When children get bored it often causes them to ask their parents to solve their little problem, which in turn makes parents impatient. “Find something to do!”, may be the cry of the exasperated parent. This raises two questions: 1) what is boredom and 2) what is to be done about it?
To begin, I have yet to find a good definition of boredom. But it does seem to possess two dimensions 1) the environment 2) personal motivation. Here are examples:
1) A bored schoolchild in a classroom where an uninteresting subject is being taught on a hot day.
2) An adult who can’t get motivated to start certain attractive activities.
There must be a complicated link at play between the environment and the desires of the individual. Either you are trapped in the eggshell of boredom or you crack through it and escape.

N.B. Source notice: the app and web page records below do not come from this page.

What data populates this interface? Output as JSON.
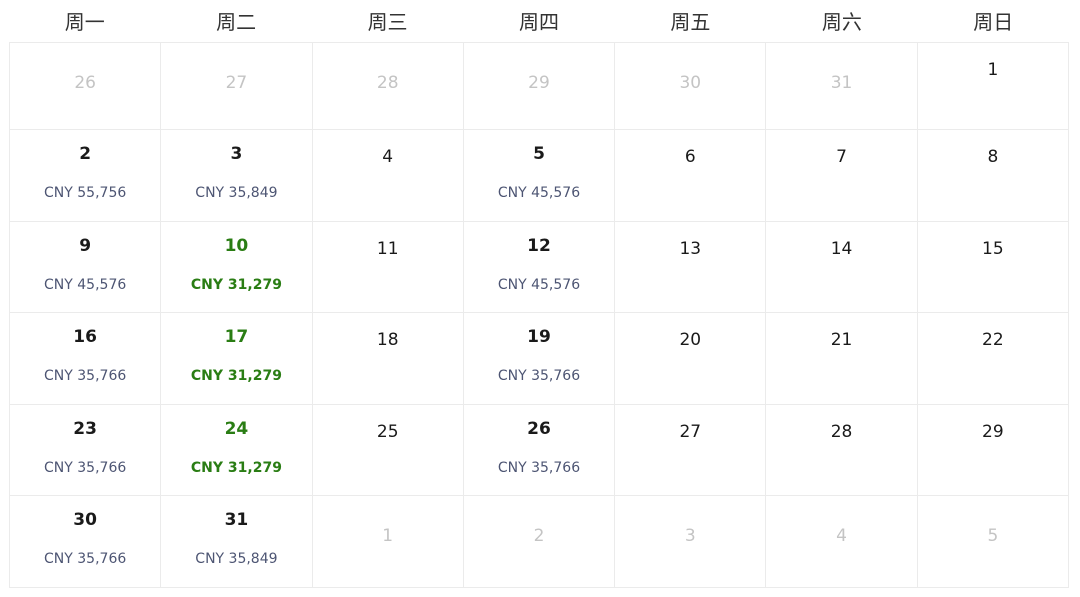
{
  "weekdays": [
    "周一",
    "周二",
    "周三",
    "周四",
    "周五",
    "周六",
    "周日"
  ],
  "colors": {
    "lowest_price": "#2a7d14",
    "price_text": "#4d5573",
    "muted_day": "#c4c4c4",
    "grid_line": "#ebebeb"
  },
  "weeks": [
    [
      {
        "day": "26",
        "muted": true
      },
      {
        "day": "27",
        "muted": true
      },
      {
        "day": "28",
        "muted": true
      },
      {
        "day": "29",
        "muted": true
      },
      {
        "day": "30",
        "muted": true
      },
      {
        "day": "31",
        "muted": true
      },
      {
        "day": "1"
      }
    ],
    [
      {
        "day": "2",
        "price": "CNY 55,756"
      },
      {
        "day": "3",
        "price": "CNY 35,849"
      },
      {
        "day": "4"
      },
      {
        "day": "5",
        "price": "CNY 45,576"
      },
      {
        "day": "6"
      },
      {
        "day": "7"
      },
      {
        "day": "8"
      }
    ],
    [
      {
        "day": "9",
        "price": "CNY 45,576"
      },
      {
        "day": "10",
        "price": "CNY 31,279",
        "lowest": true
      },
      {
        "day": "11"
      },
      {
        "day": "12",
        "price": "CNY 45,576"
      },
      {
        "day": "13"
      },
      {
        "day": "14"
      },
      {
        "day": "15"
      }
    ],
    [
      {
        "day": "16",
        "price": "CNY 35,766"
      },
      {
        "day": "17",
        "price": "CNY 31,279",
        "lowest": true
      },
      {
        "day": "18"
      },
      {
        "day": "19",
        "price": "CNY 35,766"
      },
      {
        "day": "20"
      },
      {
        "day": "21"
      },
      {
        "day": "22"
      }
    ],
    [
      {
        "day": "23",
        "price": "CNY 35,766"
      },
      {
        "day": "24",
        "price": "CNY 31,279",
        "lowest": true
      },
      {
        "day": "25"
      },
      {
        "day": "26",
        "price": "CNY 35,766"
      },
      {
        "day": "27"
      },
      {
        "day": "28"
      },
      {
        "day": "29"
      }
    ],
    [
      {
        "day": "30",
        "price": "CNY 35,766"
      },
      {
        "day": "31",
        "price": "CNY 35,849"
      },
      {
        "day": "1",
        "muted": true
      },
      {
        "day": "2",
        "muted": true
      },
      {
        "day": "3",
        "muted": true
      },
      {
        "day": "4",
        "muted": true
      },
      {
        "day": "5",
        "muted": true
      }
    ]
  ]
}
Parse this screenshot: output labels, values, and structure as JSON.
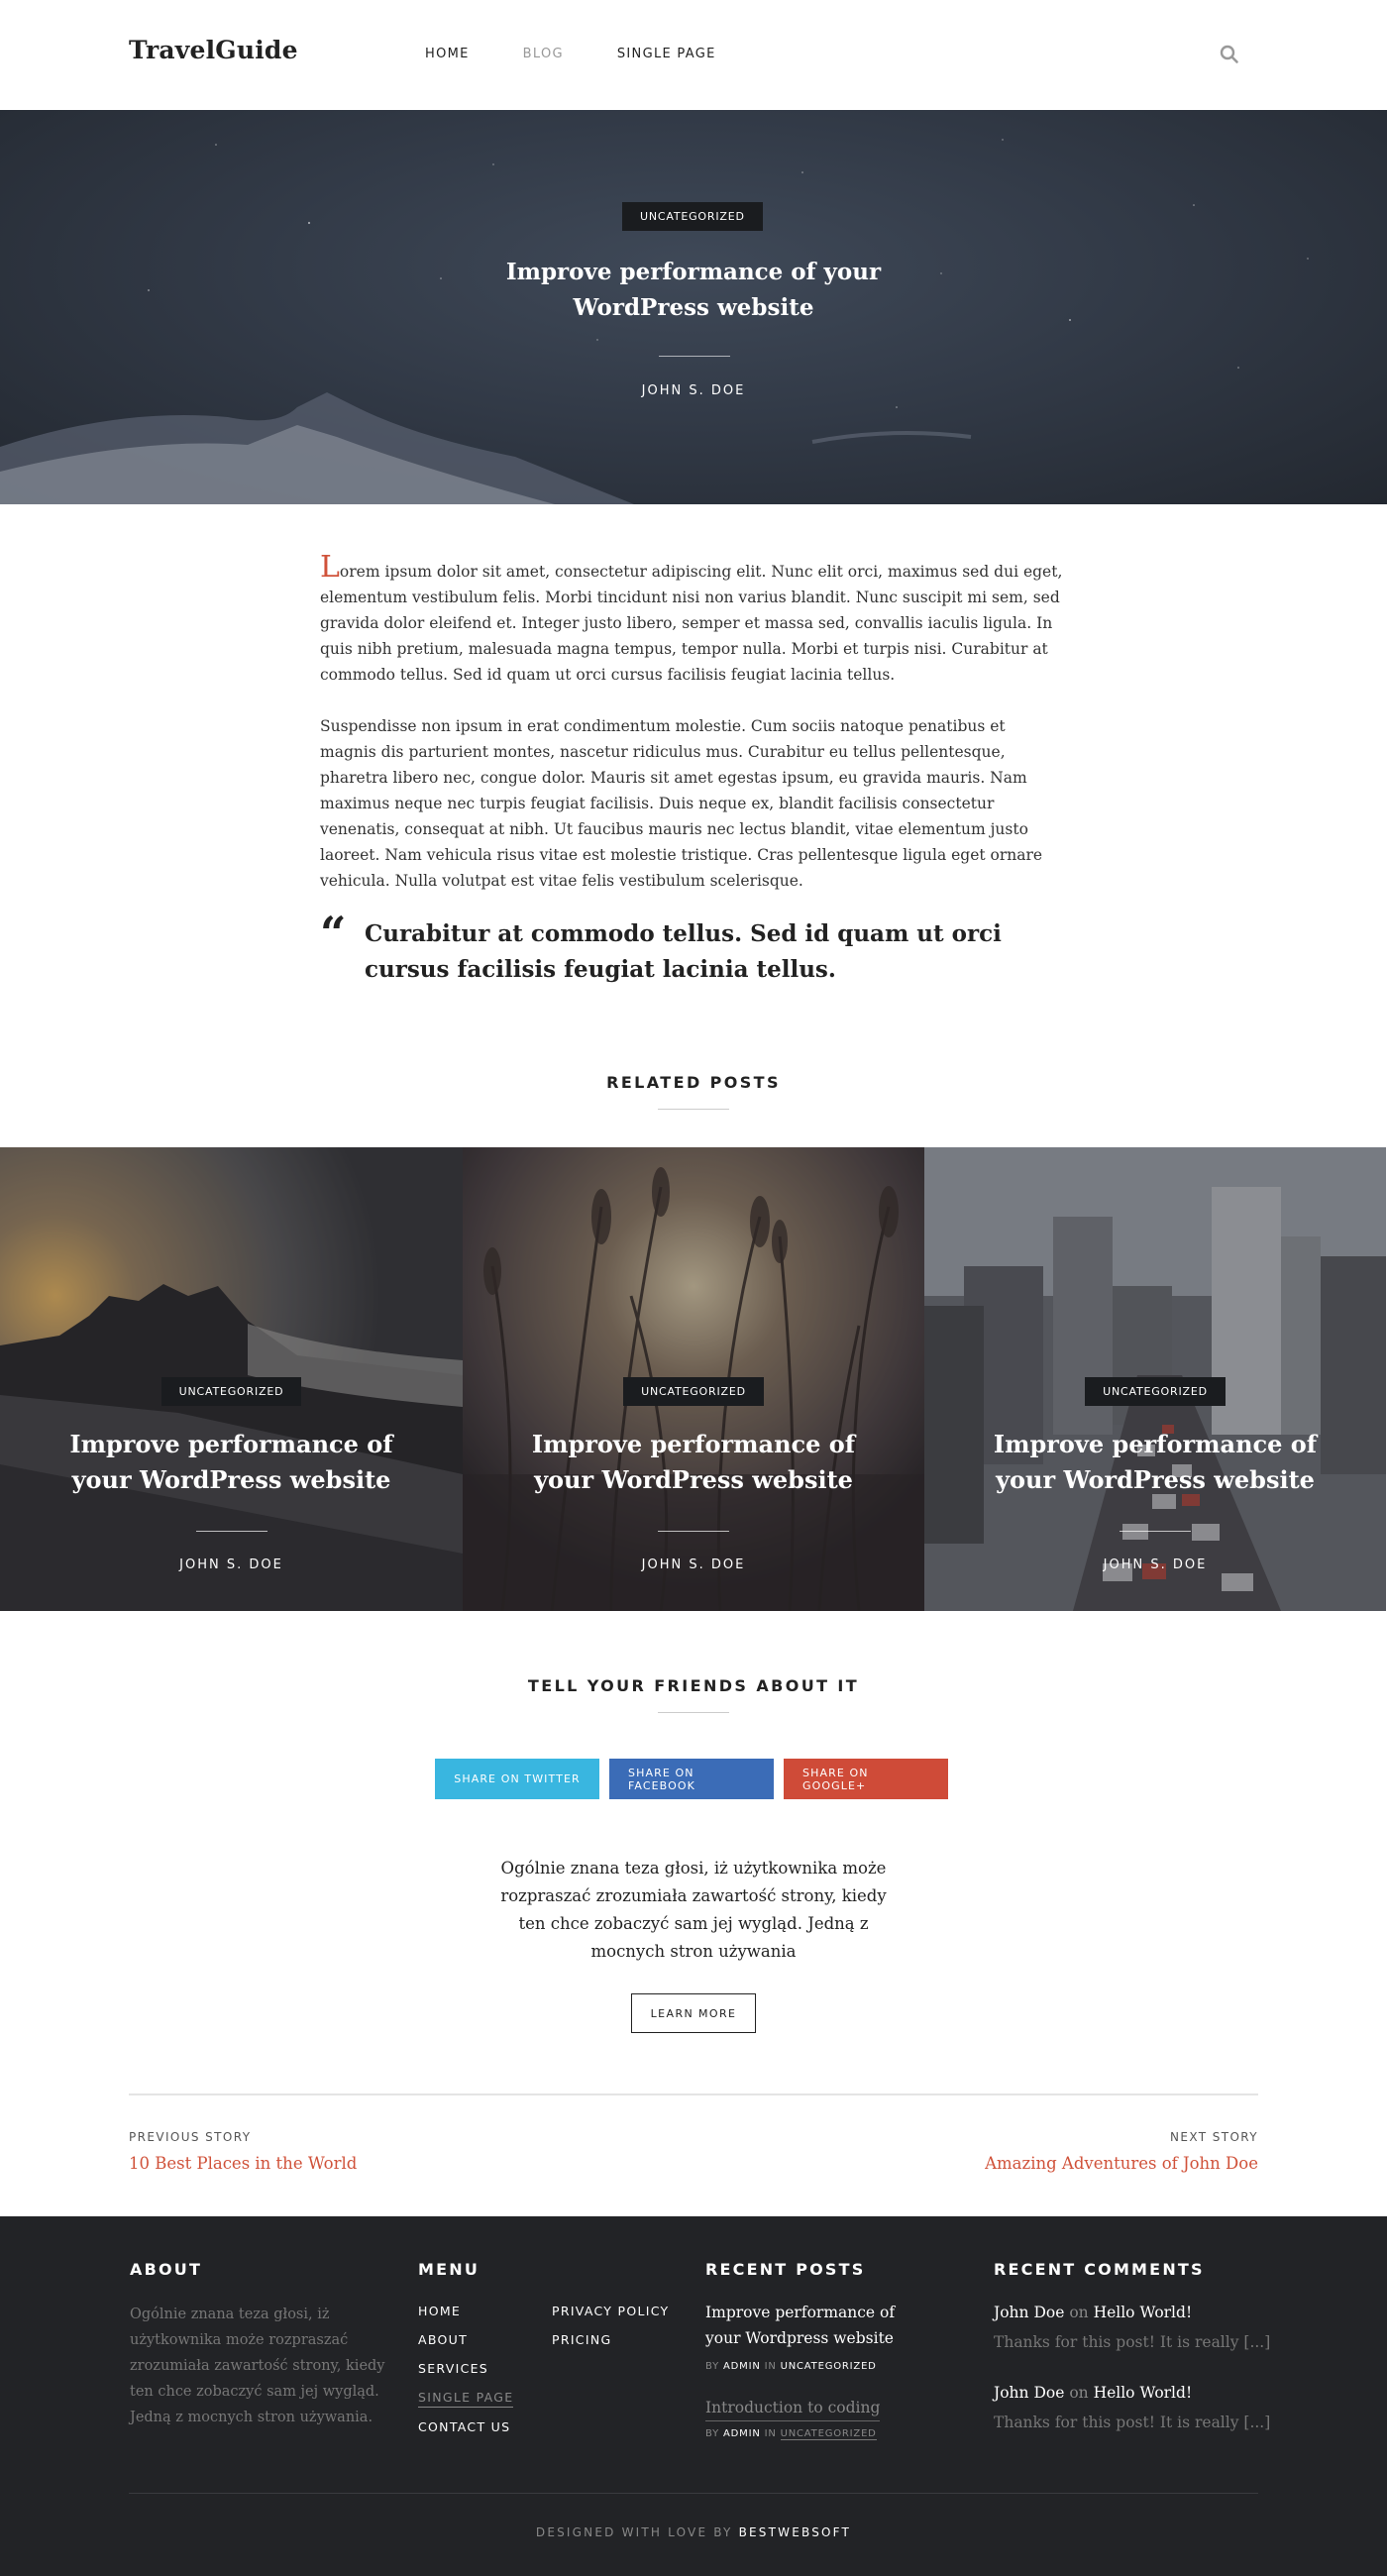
{
  "header": {
    "logo": "TravelGuide",
    "nav": [
      "HOME",
      "BLOG",
      "SINGLE PAGE"
    ],
    "active_nav": "BLOG",
    "search_icon": "search-icon"
  },
  "hero": {
    "category": "UNCATEGORIZED",
    "title": "Improve performance of your WordPress website",
    "author": "JOHN S. DOE"
  },
  "article": {
    "dropcap": "L",
    "paragraph1": "orem ipsum dolor sit amet, consectetur adipiscing elit. Nunc elit orci, maximus sed dui eget, elementum vestibulum felis. Morbi tincidunt nisi non varius blandit. Nunc suscipit mi sem, sed gravida dolor eleifend et. Integer justo libero, semper et massa sed, convallis iaculis ligula. In quis nibh pretium, malesuada magna tempus, tempor nulla. Morbi et turpis nisi. Curabitur at commodo tellus. Sed id quam ut orci cursus facilisis feugiat lacinia tellus.",
    "paragraph2": "Suspendisse non ipsum in erat condimentum molestie. Cum sociis natoque penatibus et magnis dis parturient montes, nascetur ridiculus mus. Curabitur eu tellus pellentesque, pharetra libero nec, congue dolor. Mauris sit amet egestas ipsum, eu gravida mauris. Nam maximus neque nec turpis feugiat facilisis. Duis neque ex, blandit facilisis consectetur venenatis, consequat at nibh. Ut faucibus mauris nec lectus blandit, vitae elementum justo laoreet. Nam vehicula risus vitae est molestie tristique. Cras pellentesque ligula eget ornare vehicula. Nulla volutpat est vitae felis vestibulum scelerisque.",
    "quote_mark": "“",
    "quote": "Curabitur at commodo tellus. Sed id quam ut orci cursus facilisis feugiat lacinia tellus."
  },
  "related": {
    "heading": "RELATED POSTS",
    "posts": [
      {
        "category": "UNCATEGORIZED",
        "title": "Improve performance of your WordPress website",
        "author": "JOHN S. DOE"
      },
      {
        "category": "UNCATEGORIZED",
        "title": "Improve performance of your WordPress website",
        "author": "JOHN S. DOE"
      },
      {
        "category": "UNCATEGORIZED",
        "title": "Improve performance of your WordPress website",
        "author": "JOHN S. DOE"
      }
    ]
  },
  "share": {
    "heading": "TELL YOUR FRIENDS ABOUT IT",
    "twitter": "SHARE ON TWITTER",
    "facebook": "SHARE ON FACEBOOK",
    "google": "SHARE ON GOOGLE+",
    "blurb": "Ogólnie znana teza głosi, iż użytkownika może rozpraszać zrozumiała zawartość strony, kiedy ten chce zobaczyć sam jej wygląd. Jedną z mocnych stron używania",
    "learn_more": "LEARN MORE"
  },
  "post_nav": {
    "prev_label": "PREVIOUS STORY",
    "prev_title": "10 Best Places in the World",
    "next_label": "NEXT STORY",
    "next_title": "Amazing Adventures of John Doe"
  },
  "footer": {
    "about_heading": "ABOUT",
    "about_text": "Ogólnie znana teza głosi, iż użytkownika może rozpraszać zrozumiała zawartość strony, kiedy ten chce zobaczyć sam jej wygląd. Jedną z mocnych stron używania.",
    "menu_heading": "MENU",
    "menu_col1": [
      "HOME",
      "ABOUT",
      "SERVICES",
      "SINGLE PAGE",
      "CONTACT US"
    ],
    "menu_col2": [
      "PRIVACY POLICY",
      "PRICING"
    ],
    "recent_posts_heading": "RECENT POSTS",
    "recent_posts": [
      {
        "title": "Improve performance of your Wordpress website",
        "by": "BY",
        "author": "ADMIN",
        "in": "IN",
        "category": "UNCATEGORIZED"
      },
      {
        "title": "Introduction to coding",
        "by": "BY",
        "author": "ADMIN",
        "in": "IN",
        "category": "UNCATEGORIZED"
      }
    ],
    "recent_comments_heading": "RECENT COMMENTS",
    "recent_comments": [
      {
        "author": "John Doe",
        "on": "on",
        "post": "Hello World!",
        "excerpt": "Thanks for this post! It is really [...]"
      },
      {
        "author": "John Doe",
        "on": "on",
        "post": "Hello World!",
        "excerpt": "Thanks for this post! It is really [...]"
      }
    ],
    "credit_prefix": "DESIGNED WITH LOVE BY",
    "credit_brand": "BESTWEBSOFT"
  },
  "colors": {
    "accent": "#d0523a",
    "twitter": "#39b6e0",
    "facebook": "#3b6cb7",
    "google": "#cf4b38",
    "footer_bg": "#222326"
  }
}
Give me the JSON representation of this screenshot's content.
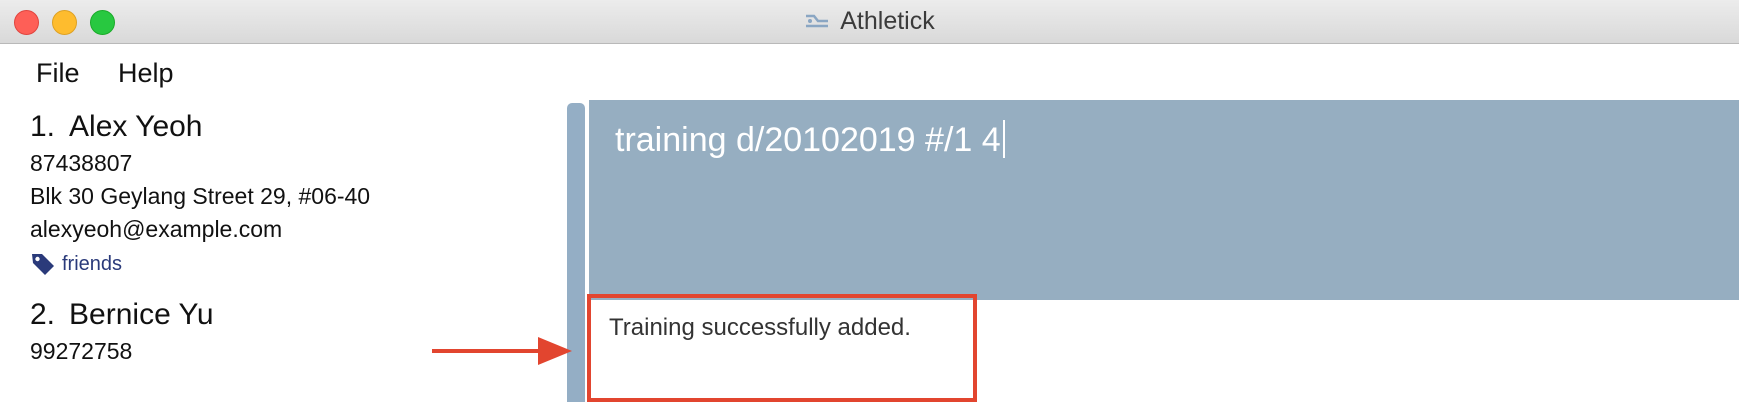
{
  "window": {
    "title": "Athletick",
    "icon": "athletick-app-icon"
  },
  "menu": {
    "items": [
      {
        "label": "File"
      },
      {
        "label": "Help"
      }
    ]
  },
  "person_list": {
    "persons": [
      {
        "index": "1.",
        "name": "Alex Yeoh",
        "phone": "87438807",
        "address": "Blk 30 Geylang Street 29, #06-40",
        "email": "alexyeoh@example.com",
        "tags": [
          "friends"
        ]
      },
      {
        "index": "2.",
        "name": "Bernice Yu",
        "phone": "99272758"
      }
    ]
  },
  "command_box": {
    "value": "training d/20102019 #/1 4"
  },
  "result_display": {
    "text": "Training successfully added."
  },
  "annotations": {
    "color": "#e2452f"
  },
  "colors": {
    "command_bg": "#96aec1",
    "tag_icon": "#2a3a7a"
  }
}
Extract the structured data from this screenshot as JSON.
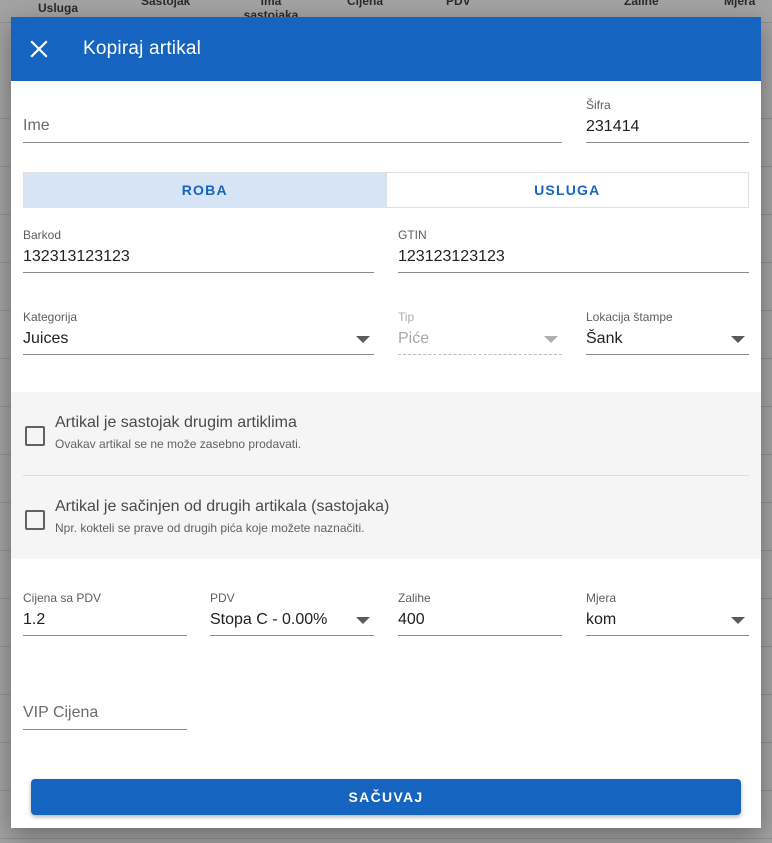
{
  "background_table": {
    "columns": [
      "Usluga",
      "Sastojak",
      "Ima sastojaka",
      "Cijena",
      "PDV",
      "Zalihe",
      "Mjera"
    ]
  },
  "dialog": {
    "title": "Kopiraj artikal",
    "close_icon": "close-icon",
    "ime": {
      "placeholder": "Ime",
      "value": ""
    },
    "sifra": {
      "label": "Šifra",
      "value": "231414"
    },
    "type_toggle": {
      "options": [
        "ROBA",
        "USLUGA"
      ],
      "selected": "ROBA"
    },
    "barkod": {
      "label": "Barkod",
      "value": "132313123123"
    },
    "gtin": {
      "label": "GTIN",
      "value": "123123123123"
    },
    "kategorija": {
      "label": "Kategorija",
      "value": "Juices"
    },
    "tip": {
      "label": "Tip",
      "value": "Piće",
      "disabled": true
    },
    "lokacija": {
      "label": "Lokacija štampe",
      "value": "Šank"
    },
    "checkbox_sastojak": {
      "title": "Artikal je sastojak drugim artiklima",
      "subtitle": "Ovakav artikal se ne može zasebno prodavati.",
      "checked": false
    },
    "checkbox_sacinjen": {
      "title": "Artikal je sačinjen od drugih artikala (sastojaka)",
      "subtitle": "Npr. kokteli se prave od drugih pića koje možete naznačiti.",
      "checked": false
    },
    "cijena": {
      "label": "Cijena sa PDV",
      "value": "1.2"
    },
    "pdv": {
      "label": "PDV",
      "value": "Stopa C - 0.00%"
    },
    "zalihe": {
      "label": "Zalihe",
      "value": "400"
    },
    "mjera": {
      "label": "Mjera",
      "value": "kom"
    },
    "vip_cijena": {
      "placeholder": "VIP Cijena",
      "value": ""
    },
    "save_label": "SAČUVAJ"
  },
  "colors": {
    "primary": "#1565c0",
    "toggle_active": "#d6e4f5",
    "panel": "#f5f5f5"
  }
}
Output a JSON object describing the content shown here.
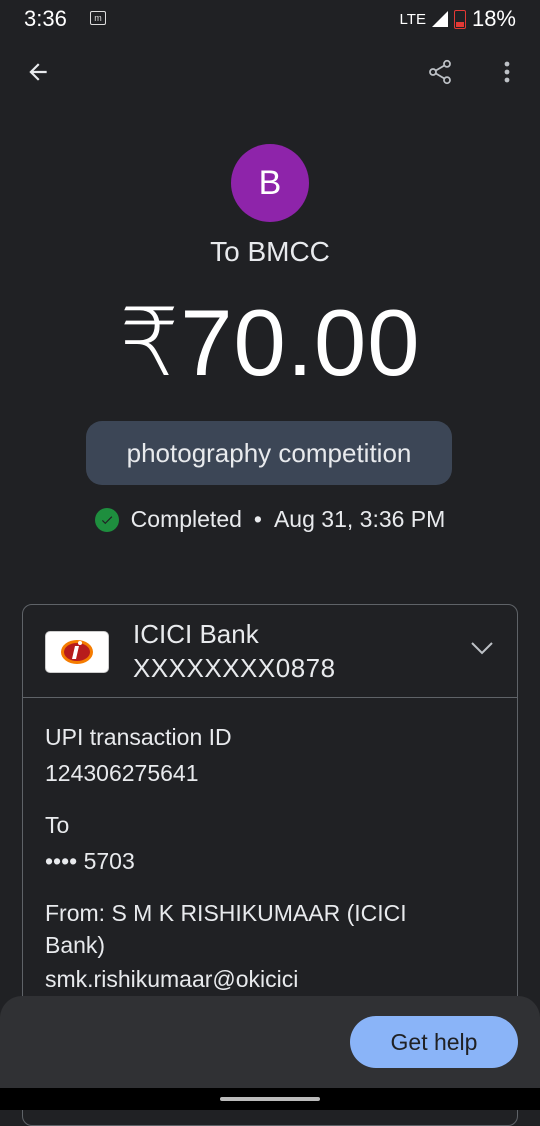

In retirement the issue of boredom can arise; and in small doses it should not create problems. In case it persists longer-term, you may want to consider your environment and your motivation, that is to say your meaning or purpose now that you have stopped working.
Possible remedies are 1) make small variations in your daily routine to see what interesting and unexpected outcomes might emerge 2) reflect on your life, in order to recall aspirations from the past that you may want to revive.
Boredom is no enemy, it may be the spark of creativity that motivates you to find purpose and meaning.
Retirement: You won’t know what it is like until you get there.